The discovery of the Flame malware has raised a number of questions, some mundane, some interesting and many unanswerable at this point. But the point that’s most interesting also is the one that likely will go unaddressed for the foreseeable future, and that is, the need for a serious, open discussion on the use of cyber weapons.
The Stuxnet, Duqu and Flame episodes have stirred up a giant swirl of hyperbole and speculation, both along the lines of sophistication and attribution. A piece in The New York Times today speculates that not only was the United States responsible for creating and deploying Stuxnet, but it was just one part of a comprehensive campaign by the Bush and Obama administrations to disrupt nuclear operations in Iran through the use of offensive security tools. This is something that people in the security community have been talking about since the discovery of Stuxnet, when researchers pointed the finger at the U.S., or possibly Israel, for the attack. So the idea that one of Iran’s stated enemies would have launched Stuxnet against that country isn’t much of a stretch.
“It appears to be the first time the United States has repeatedly used cyberweapons to cripple another country’s infrastructure, achieving, with computer code, what until then could be accomplished only by bombing a country or sending in agents to plant explosives,” David E. Sanger wrote in the Times piece.
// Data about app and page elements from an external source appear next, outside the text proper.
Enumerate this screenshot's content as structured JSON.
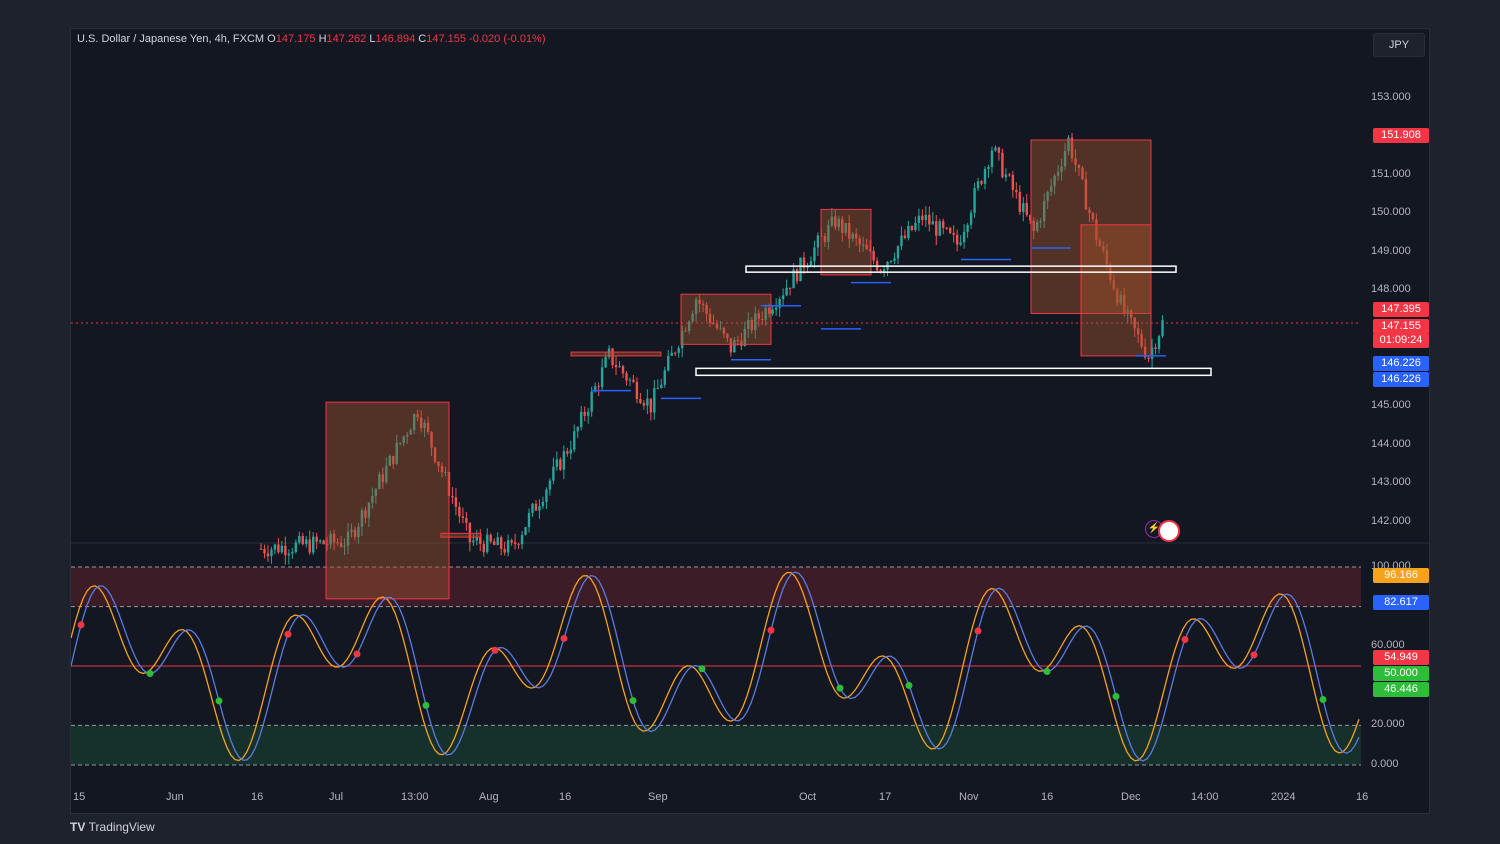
{
  "header": {
    "symbol_title": "U.S. Dollar / Japanese Yen, 4h, FXCM",
    "ohlc": [
      {
        "k": "O",
        "v": "147.175"
      },
      {
        "k": "H",
        "v": "147.262"
      },
      {
        "k": "L",
        "v": "146.894"
      },
      {
        "k": "C",
        "v": "147.155"
      }
    ],
    "change": "-0.020 (-0.01%)"
  },
  "currency": "JPY",
  "footer": {
    "brand": "TradingView"
  },
  "price_axis": [
    "153.000",
    "151.000",
    "150.000",
    "149.000",
    "148.000",
    "145.000",
    "144.000",
    "143.000",
    "142.000"
  ],
  "osc_axis": [
    "100.000",
    "60.000",
    "20.000",
    "0.000"
  ],
  "time_axis": [
    "15",
    "Jun",
    "16",
    "Jul",
    "13:00",
    "Aug",
    "16",
    "Sep",
    "Oct",
    "17",
    "Nov",
    "16",
    "Dec",
    "14:00",
    "2024",
    "16"
  ],
  "price_labels": [
    {
      "text": "151.908",
      "color": "#f23645"
    },
    {
      "text": "147.395",
      "color": "#f23645"
    },
    {
      "text": "147.155",
      "color": "#f23645"
    },
    {
      "text": "01:09:24",
      "color": "#f23645"
    },
    {
      "text": "146.226",
      "color": "#2962ff"
    },
    {
      "text": "146.226",
      "color": "#2962ff"
    }
  ],
  "osc_labels": [
    {
      "text": "96.166",
      "color": "#f7a21b"
    },
    {
      "text": "82.617",
      "color": "#2962ff"
    },
    {
      "text": "54.949",
      "color": "#f23645"
    },
    {
      "text": "50.000",
      "color": "#2ebd3a"
    },
    {
      "text": "46.446",
      "color": "#2ebd3a"
    }
  ],
  "chart_data": {
    "type": "line",
    "price_ylim": [
      141.5,
      154.0
    ],
    "osc_ylim": [
      0,
      100
    ],
    "colors": {
      "bg": "#131722",
      "up": "#26a69a",
      "down": "#ef5350",
      "k": "#f7a21b",
      "d": "#5b7be0",
      "supply": "#a0522d",
      "demand_line": "#2962ff"
    }
  }
}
It’s been known that many countries have developed offensive cyber weapons and there have been discussions in the security community about the use of these tools and who may be using them against whom. But the problem is that there’s no public discussion about the existence, let alone the use, of these tools. Obama officials have only referred obliquely to the possibility of offensive security operations in policy documents. Other governments have taken a similar stance, not specifically discussing the use of attack tools and only speaking in generalities when the topic comes up.
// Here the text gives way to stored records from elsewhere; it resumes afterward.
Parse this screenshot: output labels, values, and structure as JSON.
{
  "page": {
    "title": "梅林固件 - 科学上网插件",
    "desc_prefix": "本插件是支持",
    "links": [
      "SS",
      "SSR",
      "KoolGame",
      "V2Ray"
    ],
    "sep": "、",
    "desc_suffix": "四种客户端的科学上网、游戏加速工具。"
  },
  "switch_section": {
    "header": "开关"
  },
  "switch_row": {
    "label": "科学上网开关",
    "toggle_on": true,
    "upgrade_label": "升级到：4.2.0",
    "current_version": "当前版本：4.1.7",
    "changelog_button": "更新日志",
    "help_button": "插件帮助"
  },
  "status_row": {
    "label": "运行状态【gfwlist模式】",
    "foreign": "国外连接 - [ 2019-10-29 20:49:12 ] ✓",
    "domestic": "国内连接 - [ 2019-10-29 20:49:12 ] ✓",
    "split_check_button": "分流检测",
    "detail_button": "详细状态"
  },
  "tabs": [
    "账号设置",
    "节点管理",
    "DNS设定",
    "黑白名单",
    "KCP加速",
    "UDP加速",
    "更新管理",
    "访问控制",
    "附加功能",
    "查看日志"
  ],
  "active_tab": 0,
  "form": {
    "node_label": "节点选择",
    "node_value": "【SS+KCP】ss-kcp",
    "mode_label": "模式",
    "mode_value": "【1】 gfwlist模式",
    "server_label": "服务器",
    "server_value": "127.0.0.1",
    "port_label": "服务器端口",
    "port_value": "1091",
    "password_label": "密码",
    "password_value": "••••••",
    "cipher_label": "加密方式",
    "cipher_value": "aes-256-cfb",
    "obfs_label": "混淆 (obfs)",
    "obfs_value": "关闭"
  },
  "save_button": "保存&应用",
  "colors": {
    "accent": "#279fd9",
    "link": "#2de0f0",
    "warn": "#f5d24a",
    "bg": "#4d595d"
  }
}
But, as Steve Bellovin points out, the time has come for an open and frank discussion about the kinds of tools that governments and intelligence agencies are developing and how they can and should be used.
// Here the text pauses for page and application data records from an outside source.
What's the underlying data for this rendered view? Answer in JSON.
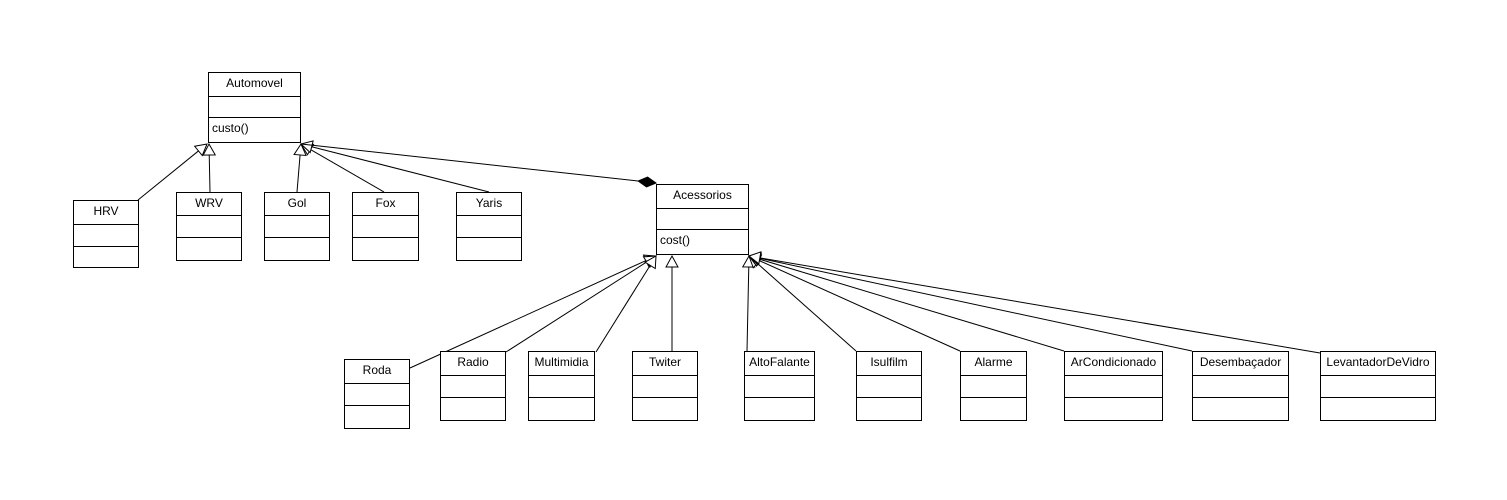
{
  "diagram": {
    "classes": {
      "automovel": {
        "name": "Automovel",
        "operations": [
          "custo()"
        ]
      },
      "acessorios": {
        "name": "Acessorios",
        "operations": [
          "cost()"
        ]
      },
      "hrv": {
        "name": "HRV"
      },
      "wrv": {
        "name": "WRV"
      },
      "gol": {
        "name": "Gol"
      },
      "fox": {
        "name": "Fox"
      },
      "yaris": {
        "name": "Yaris"
      },
      "roda": {
        "name": "Roda"
      },
      "radio": {
        "name": "Radio"
      },
      "multimidia": {
        "name": "Multimidia"
      },
      "twiter": {
        "name": "Twiter"
      },
      "altofalante": {
        "name": "AltoFalante"
      },
      "isulfilm": {
        "name": "Isulfilm"
      },
      "alarme": {
        "name": "Alarme"
      },
      "arcondicionado": {
        "name": "ArCondicionado"
      },
      "desembacador": {
        "name": "Desembaçador"
      },
      "levantadordevidro": {
        "name": "LevantadorDeVidro"
      }
    },
    "relationships": [
      {
        "type": "generalization",
        "from": "hrv",
        "to": "automovel"
      },
      {
        "type": "generalization",
        "from": "wrv",
        "to": "automovel"
      },
      {
        "type": "generalization",
        "from": "gol",
        "to": "automovel"
      },
      {
        "type": "generalization",
        "from": "fox",
        "to": "automovel"
      },
      {
        "type": "generalization",
        "from": "yaris",
        "to": "automovel"
      },
      {
        "type": "composition",
        "from": "automovel",
        "to": "acessorios"
      },
      {
        "type": "generalization",
        "from": "roda",
        "to": "acessorios"
      },
      {
        "type": "generalization",
        "from": "radio",
        "to": "acessorios"
      },
      {
        "type": "generalization",
        "from": "multimidia",
        "to": "acessorios"
      },
      {
        "type": "generalization",
        "from": "twiter",
        "to": "acessorios"
      },
      {
        "type": "generalization",
        "from": "altofalante",
        "to": "acessorios"
      },
      {
        "type": "generalization",
        "from": "isulfilm",
        "to": "acessorios"
      },
      {
        "type": "generalization",
        "from": "alarme",
        "to": "acessorios"
      },
      {
        "type": "generalization",
        "from": "arcondicionado",
        "to": "acessorios"
      },
      {
        "type": "generalization",
        "from": "desembacador",
        "to": "acessorios"
      },
      {
        "type": "generalization",
        "from": "levantadordevidro",
        "to": "acessorios"
      }
    ]
  }
}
“The world knows, more or less, what is acceptable behavior in the physical world: what constitutes an act of war, what is spying, what you can do about these, etc. Do the same rules apply in cyberspace? One crucial difference is the difficulty of attribution: it’s very hard to tell who launched a particular effort. That in turn means that deterrence doesn’t work very well,” Bellovin wrote in a blog post.
“There needs to be a national and international debate on this topic. No one is going to supply details of their operations or capabilities, but the simple fact that they exist isn’t and shouldn’t be a secret. Basic US nuclear doctrine has never been concealed; why should this be different?”
The answer is, it shouldn’t be any different. These weapons already are in use, and as Bellovin says, one looming problem is that the targets and the rest of the world don’t know who launched any given attack. No one is standing up to take credit for attacks such as Stuxnet or Duqu, which leads to rampant speculation. That helps no one.
What would help is for someone in the administration to acknowledge that attack tools are in use, and talk about the circumstances under which they’re being used. It’s easy to find stories with named government and military officials talking about their development of new conventional weapons and they hold massive press events for the unveiling of new fighter planes. But cyber weapons are the orphans, unacknowledged and undiscussed.
This isn’t 1995 or even 2005 anymore. Let’s get on with it.